London and New York are home to newly-built co-living tower apartments.
The Vancouver Collective Houses Network promotes home sharing, and is lobbying to change a city bylaw that prevents one dwelling being used by more than one family.
In Toronto, a group of senior women hope to build Baba Yaga Place, a co-living building for older women.
Here, a look at the Share House LT Josai in Nagoya, Japan built in 2013 by Naruse Inokuma Architects.
The 13 bedrooms are private, but all other space in the house is shared. Bedrooms are relatively large and are arranged around the shared spaces.
A large dining table can accommodate lots of people. A smaller dining table and kitchen counter with stools provide meeting space for smaller groups.
Residents share a rooftop deck.
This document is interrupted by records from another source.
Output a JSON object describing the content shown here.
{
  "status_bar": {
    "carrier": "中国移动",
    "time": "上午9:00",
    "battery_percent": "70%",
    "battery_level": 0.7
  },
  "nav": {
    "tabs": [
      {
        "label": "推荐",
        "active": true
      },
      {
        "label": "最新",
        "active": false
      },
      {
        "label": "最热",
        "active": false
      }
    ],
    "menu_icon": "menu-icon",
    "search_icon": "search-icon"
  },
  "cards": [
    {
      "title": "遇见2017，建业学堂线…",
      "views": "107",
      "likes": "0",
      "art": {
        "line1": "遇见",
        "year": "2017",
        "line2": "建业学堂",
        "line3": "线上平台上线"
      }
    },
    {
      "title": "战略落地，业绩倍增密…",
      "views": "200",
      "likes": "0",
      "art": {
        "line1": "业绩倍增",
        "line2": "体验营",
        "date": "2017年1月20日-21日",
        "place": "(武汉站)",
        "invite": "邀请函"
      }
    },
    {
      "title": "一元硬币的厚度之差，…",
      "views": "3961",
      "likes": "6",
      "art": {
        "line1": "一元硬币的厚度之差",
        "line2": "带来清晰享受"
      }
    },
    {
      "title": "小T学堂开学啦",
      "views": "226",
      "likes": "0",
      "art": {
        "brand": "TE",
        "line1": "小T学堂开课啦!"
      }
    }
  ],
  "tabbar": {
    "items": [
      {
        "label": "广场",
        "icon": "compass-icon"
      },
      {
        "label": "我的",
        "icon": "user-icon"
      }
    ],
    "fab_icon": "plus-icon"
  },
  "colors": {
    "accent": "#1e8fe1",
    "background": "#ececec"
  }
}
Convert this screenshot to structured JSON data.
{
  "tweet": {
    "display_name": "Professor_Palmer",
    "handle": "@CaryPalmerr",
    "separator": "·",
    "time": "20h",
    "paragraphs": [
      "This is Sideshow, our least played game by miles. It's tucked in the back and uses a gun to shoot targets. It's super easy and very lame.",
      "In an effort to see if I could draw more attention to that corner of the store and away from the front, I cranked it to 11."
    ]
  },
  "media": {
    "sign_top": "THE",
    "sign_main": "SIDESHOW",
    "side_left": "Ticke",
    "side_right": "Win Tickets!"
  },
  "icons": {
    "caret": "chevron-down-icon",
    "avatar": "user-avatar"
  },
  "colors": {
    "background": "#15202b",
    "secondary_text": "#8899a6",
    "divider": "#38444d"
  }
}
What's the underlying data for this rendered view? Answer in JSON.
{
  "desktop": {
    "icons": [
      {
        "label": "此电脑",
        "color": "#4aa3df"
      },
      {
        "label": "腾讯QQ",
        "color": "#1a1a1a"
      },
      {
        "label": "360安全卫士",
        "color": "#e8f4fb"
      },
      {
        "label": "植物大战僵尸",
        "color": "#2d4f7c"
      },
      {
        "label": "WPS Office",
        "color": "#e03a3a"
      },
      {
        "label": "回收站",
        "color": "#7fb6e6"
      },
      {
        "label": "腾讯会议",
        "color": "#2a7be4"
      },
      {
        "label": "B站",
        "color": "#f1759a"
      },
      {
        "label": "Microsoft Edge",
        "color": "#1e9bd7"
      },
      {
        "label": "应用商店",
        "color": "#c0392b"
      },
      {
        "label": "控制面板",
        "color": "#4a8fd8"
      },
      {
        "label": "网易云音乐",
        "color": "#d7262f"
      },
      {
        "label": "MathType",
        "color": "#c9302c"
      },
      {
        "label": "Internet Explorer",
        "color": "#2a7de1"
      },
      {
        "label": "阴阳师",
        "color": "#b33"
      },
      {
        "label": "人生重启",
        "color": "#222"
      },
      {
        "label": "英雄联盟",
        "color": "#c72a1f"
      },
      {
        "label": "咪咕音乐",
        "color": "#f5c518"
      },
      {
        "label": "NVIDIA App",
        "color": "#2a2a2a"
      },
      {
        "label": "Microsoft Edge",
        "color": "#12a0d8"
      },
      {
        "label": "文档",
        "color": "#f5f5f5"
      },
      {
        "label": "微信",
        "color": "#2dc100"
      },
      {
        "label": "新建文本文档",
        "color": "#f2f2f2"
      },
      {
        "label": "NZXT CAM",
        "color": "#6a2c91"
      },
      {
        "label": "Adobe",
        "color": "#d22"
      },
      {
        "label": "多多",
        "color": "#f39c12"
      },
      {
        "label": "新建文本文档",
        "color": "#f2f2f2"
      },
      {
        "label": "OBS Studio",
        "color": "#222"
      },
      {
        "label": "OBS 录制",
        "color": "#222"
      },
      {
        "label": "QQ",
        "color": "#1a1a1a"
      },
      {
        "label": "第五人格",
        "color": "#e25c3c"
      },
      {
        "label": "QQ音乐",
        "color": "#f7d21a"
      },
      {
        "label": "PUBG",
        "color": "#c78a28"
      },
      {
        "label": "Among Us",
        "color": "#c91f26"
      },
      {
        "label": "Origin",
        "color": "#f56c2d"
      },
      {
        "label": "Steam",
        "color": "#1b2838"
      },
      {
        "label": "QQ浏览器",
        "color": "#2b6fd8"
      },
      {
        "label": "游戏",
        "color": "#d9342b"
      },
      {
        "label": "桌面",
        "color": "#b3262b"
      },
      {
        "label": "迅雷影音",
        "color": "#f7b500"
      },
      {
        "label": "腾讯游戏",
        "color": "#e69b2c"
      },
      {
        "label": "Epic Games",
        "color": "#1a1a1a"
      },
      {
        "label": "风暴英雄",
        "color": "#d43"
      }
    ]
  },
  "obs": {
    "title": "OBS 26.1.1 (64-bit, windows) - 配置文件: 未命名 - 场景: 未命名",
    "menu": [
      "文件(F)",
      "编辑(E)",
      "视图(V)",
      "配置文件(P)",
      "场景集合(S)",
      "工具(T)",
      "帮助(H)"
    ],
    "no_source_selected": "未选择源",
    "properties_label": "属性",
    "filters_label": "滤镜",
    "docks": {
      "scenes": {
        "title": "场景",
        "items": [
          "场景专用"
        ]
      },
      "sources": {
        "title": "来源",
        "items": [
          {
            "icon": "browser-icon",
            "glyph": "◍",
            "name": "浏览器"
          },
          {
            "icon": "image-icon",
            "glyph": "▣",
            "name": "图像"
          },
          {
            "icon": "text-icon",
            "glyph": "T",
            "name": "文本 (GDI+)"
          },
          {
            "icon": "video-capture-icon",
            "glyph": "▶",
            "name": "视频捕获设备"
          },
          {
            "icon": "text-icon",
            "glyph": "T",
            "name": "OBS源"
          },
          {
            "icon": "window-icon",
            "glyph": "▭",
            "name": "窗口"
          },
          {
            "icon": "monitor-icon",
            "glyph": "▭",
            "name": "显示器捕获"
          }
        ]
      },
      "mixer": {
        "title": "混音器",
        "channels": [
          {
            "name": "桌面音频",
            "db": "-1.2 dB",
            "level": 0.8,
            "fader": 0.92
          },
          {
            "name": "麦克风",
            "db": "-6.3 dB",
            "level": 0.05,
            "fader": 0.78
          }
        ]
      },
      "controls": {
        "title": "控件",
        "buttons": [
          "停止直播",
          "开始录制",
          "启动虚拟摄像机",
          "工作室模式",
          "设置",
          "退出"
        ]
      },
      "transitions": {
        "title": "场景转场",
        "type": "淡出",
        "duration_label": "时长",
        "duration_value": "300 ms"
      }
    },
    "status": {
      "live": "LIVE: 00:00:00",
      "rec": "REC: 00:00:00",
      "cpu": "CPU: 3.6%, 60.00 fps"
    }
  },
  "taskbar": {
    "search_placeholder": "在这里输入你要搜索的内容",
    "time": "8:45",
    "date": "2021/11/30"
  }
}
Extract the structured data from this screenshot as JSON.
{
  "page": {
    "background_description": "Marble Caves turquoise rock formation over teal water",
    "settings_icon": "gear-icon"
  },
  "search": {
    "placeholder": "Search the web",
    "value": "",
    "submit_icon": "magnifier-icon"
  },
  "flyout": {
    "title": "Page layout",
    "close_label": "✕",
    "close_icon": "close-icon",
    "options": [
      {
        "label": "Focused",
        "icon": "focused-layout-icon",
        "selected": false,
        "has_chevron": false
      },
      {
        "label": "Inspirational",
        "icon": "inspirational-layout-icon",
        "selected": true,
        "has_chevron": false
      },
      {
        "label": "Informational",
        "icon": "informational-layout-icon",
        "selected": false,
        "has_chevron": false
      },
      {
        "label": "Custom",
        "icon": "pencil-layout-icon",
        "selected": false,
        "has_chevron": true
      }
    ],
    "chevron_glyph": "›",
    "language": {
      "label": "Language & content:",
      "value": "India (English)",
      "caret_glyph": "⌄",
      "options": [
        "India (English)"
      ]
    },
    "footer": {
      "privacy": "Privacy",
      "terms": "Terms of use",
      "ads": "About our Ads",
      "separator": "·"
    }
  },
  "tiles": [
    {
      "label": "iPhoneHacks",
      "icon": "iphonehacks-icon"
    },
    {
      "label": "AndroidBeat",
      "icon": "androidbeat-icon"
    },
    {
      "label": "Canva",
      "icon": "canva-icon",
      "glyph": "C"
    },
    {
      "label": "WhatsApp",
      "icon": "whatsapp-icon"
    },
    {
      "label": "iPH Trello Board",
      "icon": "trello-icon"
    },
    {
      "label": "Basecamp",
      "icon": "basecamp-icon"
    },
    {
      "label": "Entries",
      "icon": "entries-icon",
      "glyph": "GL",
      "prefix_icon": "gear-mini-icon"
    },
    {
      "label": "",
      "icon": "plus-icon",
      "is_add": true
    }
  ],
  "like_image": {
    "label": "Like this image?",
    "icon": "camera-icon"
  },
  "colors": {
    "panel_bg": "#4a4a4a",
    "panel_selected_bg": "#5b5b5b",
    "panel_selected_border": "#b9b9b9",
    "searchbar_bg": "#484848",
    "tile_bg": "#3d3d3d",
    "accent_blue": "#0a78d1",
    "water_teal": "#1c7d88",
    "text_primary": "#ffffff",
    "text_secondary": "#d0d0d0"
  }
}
Two living rooms provide space for socializing – or curling up alone with a book.
In this project, the washroom is built dorm-style, with multiple toilets, showers and sinks.